The container logistics industry will see improved connectivity, efficiency and security thanks to blockchain. That’s the conclusion of a successful pilot program, delivered by logistics technology company Marine Transport International (MTI), and summarised in a whitepaper written and verified by the University of Copenhagen and Blockchain Labs for Open Collaboration (BLOC).
The project, which has connected supplier, shipper, load point, customs and terminal on a shared blockchain ledger, has far reaching consequences for the logistics industry as it seeks new ways to improve security and profitability. All parties involved in the supply chain benefit from automated data flows as the system allows complete interoperability of data sources, even including legacy systems.
Jody Cleworth, CEO of Marine Transport International, said: “The results of this successful pilot demonstrate the strengths of blockchain technology when deployed to link the various actors in the supply chain. We are confident that firms throughout the logistics industry will see a broad spectrum of benefits stemming from blockchain deployment.
In the pilot, shipment information was captured at a load point by MTI’s application, recorded on the dedicated blockchain, and given a unique ID. It was instantly confirmed back to the load point and validated for provenance (tying the data to the geographical location of the weighbridge). Finally, a data message was submitted using the EDIFACT format over SFTP to the shipping portal INTTRA for further relaying to the shipping lines.
This was achieved instantly. Conducted normally, the whole process would require significant uploading and reformatting of data, often manually, to achieve the same result.
Cleworth continued: “The blockchain has proven to be an excellent way of connecting the different parties involved in any supply chain environment due to the transparency and security-by-design of the technology. In recent months the shipping industry has fallen victim to industrial scale cyberattacks which have left large shipping lines, such as Maersk, completed paralyzed and unable to serve clients.
“A blockchain-enabled supply chain is highly resilient to cyber-attack – a copy of the essential shipping data is stored on each node on a decentralised network, meaning that even if one node is compromised, the data is safe nevertheless.
“The business case for connecting supply chains using blockchain is very strong. As the interface is easily adaptable to existing systems there is a very low barrier to entry.
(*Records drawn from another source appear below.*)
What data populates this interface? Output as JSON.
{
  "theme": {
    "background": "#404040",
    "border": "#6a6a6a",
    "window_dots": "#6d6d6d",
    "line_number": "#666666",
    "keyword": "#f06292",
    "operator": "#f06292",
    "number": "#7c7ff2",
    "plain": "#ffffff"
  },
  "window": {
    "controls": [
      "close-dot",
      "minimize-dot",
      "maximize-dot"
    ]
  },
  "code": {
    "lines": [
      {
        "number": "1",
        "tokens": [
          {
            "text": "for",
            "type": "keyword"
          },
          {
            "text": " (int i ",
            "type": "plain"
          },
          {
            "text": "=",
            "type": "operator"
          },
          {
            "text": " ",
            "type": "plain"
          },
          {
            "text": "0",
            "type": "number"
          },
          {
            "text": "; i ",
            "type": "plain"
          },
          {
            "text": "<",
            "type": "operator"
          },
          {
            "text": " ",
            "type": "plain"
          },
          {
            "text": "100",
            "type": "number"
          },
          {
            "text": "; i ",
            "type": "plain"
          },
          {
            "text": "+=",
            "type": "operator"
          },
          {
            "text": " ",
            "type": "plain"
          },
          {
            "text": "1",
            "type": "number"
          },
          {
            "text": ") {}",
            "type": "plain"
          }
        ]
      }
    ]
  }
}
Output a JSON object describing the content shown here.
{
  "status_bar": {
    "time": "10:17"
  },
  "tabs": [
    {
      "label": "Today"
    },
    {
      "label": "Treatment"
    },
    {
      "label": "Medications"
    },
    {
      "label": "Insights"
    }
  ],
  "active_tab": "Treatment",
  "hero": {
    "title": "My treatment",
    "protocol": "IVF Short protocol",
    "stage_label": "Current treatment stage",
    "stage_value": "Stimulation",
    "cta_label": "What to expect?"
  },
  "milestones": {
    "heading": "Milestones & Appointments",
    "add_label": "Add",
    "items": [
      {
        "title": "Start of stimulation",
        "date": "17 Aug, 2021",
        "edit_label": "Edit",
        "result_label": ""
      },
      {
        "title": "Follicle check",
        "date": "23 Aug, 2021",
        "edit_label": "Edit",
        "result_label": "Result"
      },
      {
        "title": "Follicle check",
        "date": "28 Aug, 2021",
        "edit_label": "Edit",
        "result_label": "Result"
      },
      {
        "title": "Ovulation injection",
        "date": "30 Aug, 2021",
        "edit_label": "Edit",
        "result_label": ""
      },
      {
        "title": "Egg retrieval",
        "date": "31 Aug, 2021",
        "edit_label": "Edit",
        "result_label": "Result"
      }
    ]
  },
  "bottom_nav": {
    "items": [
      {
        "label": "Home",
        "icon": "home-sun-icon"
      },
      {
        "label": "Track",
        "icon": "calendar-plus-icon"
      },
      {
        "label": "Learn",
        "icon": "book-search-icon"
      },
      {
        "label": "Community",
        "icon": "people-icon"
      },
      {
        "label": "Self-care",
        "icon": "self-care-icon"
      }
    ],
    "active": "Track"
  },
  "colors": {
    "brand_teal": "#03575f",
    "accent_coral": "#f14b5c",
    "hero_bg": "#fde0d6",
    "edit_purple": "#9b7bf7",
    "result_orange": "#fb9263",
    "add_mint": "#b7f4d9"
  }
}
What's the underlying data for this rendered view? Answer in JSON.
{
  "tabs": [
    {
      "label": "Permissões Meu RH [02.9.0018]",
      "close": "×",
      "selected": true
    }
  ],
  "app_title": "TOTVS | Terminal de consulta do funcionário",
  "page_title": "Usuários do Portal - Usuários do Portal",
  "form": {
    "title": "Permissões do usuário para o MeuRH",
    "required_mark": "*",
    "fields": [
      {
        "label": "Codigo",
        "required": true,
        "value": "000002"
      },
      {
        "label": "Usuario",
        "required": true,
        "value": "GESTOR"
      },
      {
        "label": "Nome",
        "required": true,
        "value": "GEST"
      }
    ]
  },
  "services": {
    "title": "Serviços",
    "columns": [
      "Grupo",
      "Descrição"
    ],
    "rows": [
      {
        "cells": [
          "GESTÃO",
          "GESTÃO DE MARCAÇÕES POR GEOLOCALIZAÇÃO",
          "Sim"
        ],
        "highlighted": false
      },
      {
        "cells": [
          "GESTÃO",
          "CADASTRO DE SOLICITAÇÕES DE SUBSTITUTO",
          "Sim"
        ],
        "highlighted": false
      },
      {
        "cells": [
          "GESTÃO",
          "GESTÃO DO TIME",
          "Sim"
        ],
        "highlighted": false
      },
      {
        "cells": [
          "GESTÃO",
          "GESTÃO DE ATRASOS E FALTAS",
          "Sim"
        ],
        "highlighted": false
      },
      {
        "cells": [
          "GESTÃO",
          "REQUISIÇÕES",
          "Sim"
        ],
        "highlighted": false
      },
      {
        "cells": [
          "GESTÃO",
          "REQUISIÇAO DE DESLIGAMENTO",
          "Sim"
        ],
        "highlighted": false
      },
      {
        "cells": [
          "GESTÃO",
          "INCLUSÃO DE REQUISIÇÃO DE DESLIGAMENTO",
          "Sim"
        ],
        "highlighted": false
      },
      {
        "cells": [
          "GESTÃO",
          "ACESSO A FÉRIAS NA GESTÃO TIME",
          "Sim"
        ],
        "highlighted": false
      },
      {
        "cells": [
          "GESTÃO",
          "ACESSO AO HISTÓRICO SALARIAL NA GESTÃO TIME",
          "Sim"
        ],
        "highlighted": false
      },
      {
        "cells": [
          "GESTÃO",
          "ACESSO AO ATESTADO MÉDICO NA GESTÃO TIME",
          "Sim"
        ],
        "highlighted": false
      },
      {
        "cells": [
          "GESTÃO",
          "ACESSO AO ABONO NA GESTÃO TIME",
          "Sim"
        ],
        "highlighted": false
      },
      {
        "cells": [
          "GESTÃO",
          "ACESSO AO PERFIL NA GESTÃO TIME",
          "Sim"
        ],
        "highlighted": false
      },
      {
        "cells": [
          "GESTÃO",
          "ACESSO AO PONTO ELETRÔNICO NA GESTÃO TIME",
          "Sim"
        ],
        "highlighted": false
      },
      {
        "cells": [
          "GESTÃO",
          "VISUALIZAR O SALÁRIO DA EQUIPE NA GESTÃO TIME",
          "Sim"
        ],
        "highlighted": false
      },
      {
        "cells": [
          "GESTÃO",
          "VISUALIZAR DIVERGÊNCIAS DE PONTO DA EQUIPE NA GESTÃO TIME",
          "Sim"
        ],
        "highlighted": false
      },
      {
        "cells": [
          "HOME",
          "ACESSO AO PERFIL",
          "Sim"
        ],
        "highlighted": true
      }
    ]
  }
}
Any type of supply chain business, be it marine, air, or land-based, can take advantage of such a system – the cost savings that we envisage are as high as 90%, as a result of substantially streamlined processes.”
Karim Jabbar, co-author of the paper, from the Department of Computer Science at the University of Copenhagen, added: “This pilot demonstrates the great potential for distributed ledger technologies to be used in improving supply chain processes. The Container Streams system is unique in the fact that it does not require the complete replacement of existing systems – instead, MTI’s solution allows complete interoperability with existing legacy infrastructure. The logistics industry as whole can expect better visibility, connectivity and cost savings as a result of distributed ledger adoption.”
Deanna MacDonald, CEO of Blockchain Labs for Open Collaboration said: “We have documented the first phase of this use case, its implications for the maritime industry and the resulting development of a turn-key application ecosystem for global supply chain logistics. However, the future potential of this ecosystem platform will rest upon collaboration from the different actors in these supply chains in order to clearly identify the problems and co-create applications that solve for the collective challenges they are facing today.”
The whitepaper, ‘Container Streams’, is available and can be sent over if requested.